Friday, August 06, 2010


I thoroughly enjoyed Paul Krugman's evisceration of Paul Ryan, the overpraised GOP Doctor of Economic Thinkology whose budget plans won't actually balance the country's books but will rob from the non-rich to give to the rich in yet more tax cuts. (Krugman explains all this, succinctly and without pulling punches.)

But it occurs to me that the GOP and its noise machine, by shining the spotlight on Ryan, are doing precisely what President Obama didn't do in the early days of his presidency: they're showcasing a plan that goes very, very far ideologically -- and the result of this is that, once they have real control of the government, effectively in two years or totally in four, they can "compromise" on ideas like Ryan's and still push the country very, very far in the direction they want to go (i.e., slashing have-nots' benefits and cutting the taxes of the haves).

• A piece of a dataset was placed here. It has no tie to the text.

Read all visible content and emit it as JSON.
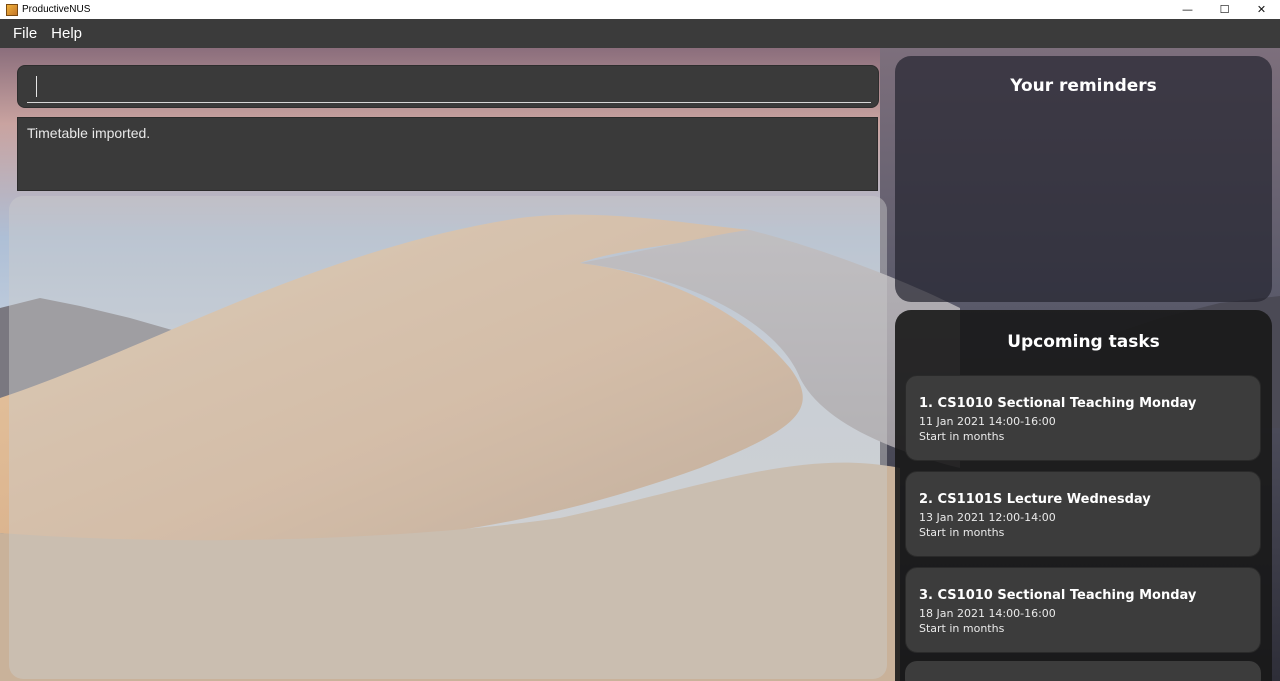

Now, why didn't Obama think of something like that? We know we needed a couple billion trillion in stimulus to replace the lost economic activity caused by the recession. A smart Democratic president would have understood the need for a left-wing Ryan to call for much, much more stimulus, so the compromise would be the right amount (rather than the inadequate sub-billion trillion amount we got). Same with health care: a left-wing Ryan could have made it seem as if single payer was really on the table, and we'd at least have a public option by now.

I know, I know: Obama didn't really share those progressive goals. This is a guy (as we know today) who lets Larry Summers win and Christina Romer lose.

Yeah, well, this is also a guy who's getting slammed as a communist when he barely approaches liberal. So we get the worst of both: ideological demonization without any of the benefits of a policy actually rooted in ideology. Better to put an uber-ideologue out there as a bad cop, seem like the good cop, and do something based on a worldview, rather than on a pathetic fusion of half-hearted left-centrism and conventional wisdom.

(More Krugman reactions at Memeorandum.)

No comments: